As an atheist Wallace began paying attention to detail in the Gospels:

I had been interviewing and studying suspect and eyewitness statements for many years before I opened my first Bible. I approached the Gospels like I would any other forensic statement. Every little idiosyncrasy stood out for me. Every word was important. The small details interested me and forced me to dig deeper. (J Warner Wallace, Cold-Case Christianity)

So what did Wallace find? We are only scratching the surface here and you may prefer to get the greater detail found in  “Cold-Case Christianity”. But by way of summary, Wallace points out the following:

  1. Peter is a major character in Mark’s gospel: Mark refers to him 26 times in a much shorter account than Matthew who only mentions him 3 extra times. He is the first and last to be mentioned.
  2. Mark writes about Peter as a friend, as someone with whom he was familiar. For example, only Mark never refers to Peter with the more formal “Simon Peter”.
  3. Mark treats Peter kindly, gives him respect. Mark does not include Peter’s failure when Jesus walked on water. Where other Gospels speak of Peter saying something foolish, in Mark, it is always just “one of the disciples”. Mark gives the least embarrassing account of Peter.
  4. Mark shares little things only Peter would know. Mark alone shares many additional and “seemingly unimportant details”, like when Peter was the one who said or did something whereas the other Gospels just refer to some of the disciples in general.
  5. Mark seems to know a lot about Peter’s preaching. It is interesting to compare Mark to Peter’s preaching in Acts 2 and 10 which feel like outlines for the book of Mark.

When paying attention to detail Wallace discovered that the Gospel of Mark points to the validity of what ancient Christian leaders said; Mark preserves for us the eyewitness testimony of Peter.

We can note also that later “gospels” written in the second century to promote gnostic thinking were always clearly attributed directly to apostles. The writers knew their fabrications would carry no weight if the name of an apostle was not attached. Contrast this to the Gospel of Mark where the early church preserved the knowledge of Mark’s authorship even though he himself was not an apostle. This speaks to the genuine nature of Mark’s Gospel which was written during the lifetime of the eyewitnesses.

Now that we are into our sixth week of investigating the evidence, you may be asking at this point; “Why do we need to provide evidence for such things? Why this whole sermon series?” Here are four reasons:

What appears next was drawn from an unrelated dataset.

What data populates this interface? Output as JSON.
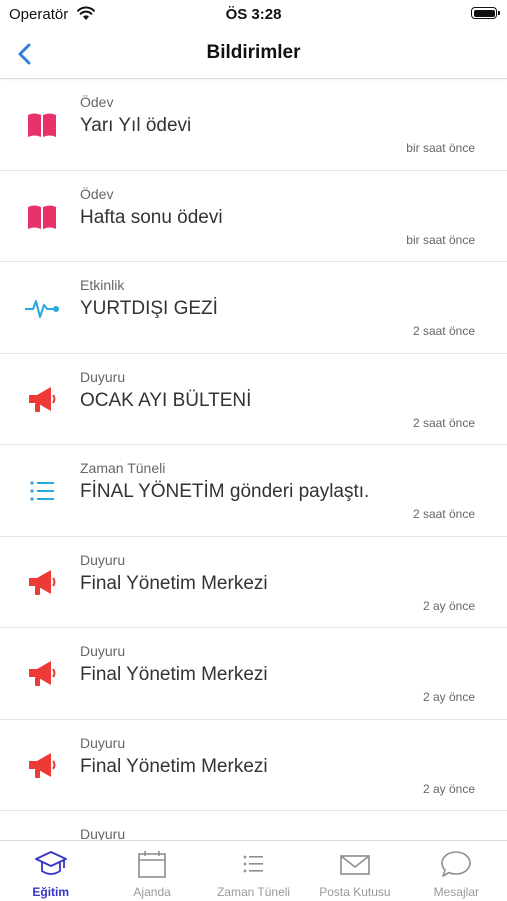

  1. Commandment. In 1st Peter 3:15 we are instructed to “always be ready to give the reason for the hope that you have.” We are learning from Wallace that we have good evidential reasons to continue growing in our hope even when objections are raised.
  2. Confidence. When people insinuate or state that “Christians are naive and stupid” we can have confidence that to trust in Jesus as Lord and Saviour is neither naive, nor stupid, but reasonable. We may not count ourselves among them, but there are brilliant thinkers, experts in many different fields of study, who are followers of Jesus.
  3. Correction. If we as Canadians travel to another nation and someone asks how we like living in igloos, we would naturally correct them. How much more should we be correcting false ideas about Jesus!
  4. Call to Repentance. There are many methods of evangelism, and God uses many different means of drawing people to Himself including wonder, tragedy, testimony, Scripture, preaching, and even dreams. God also uses the investigation of the evidence!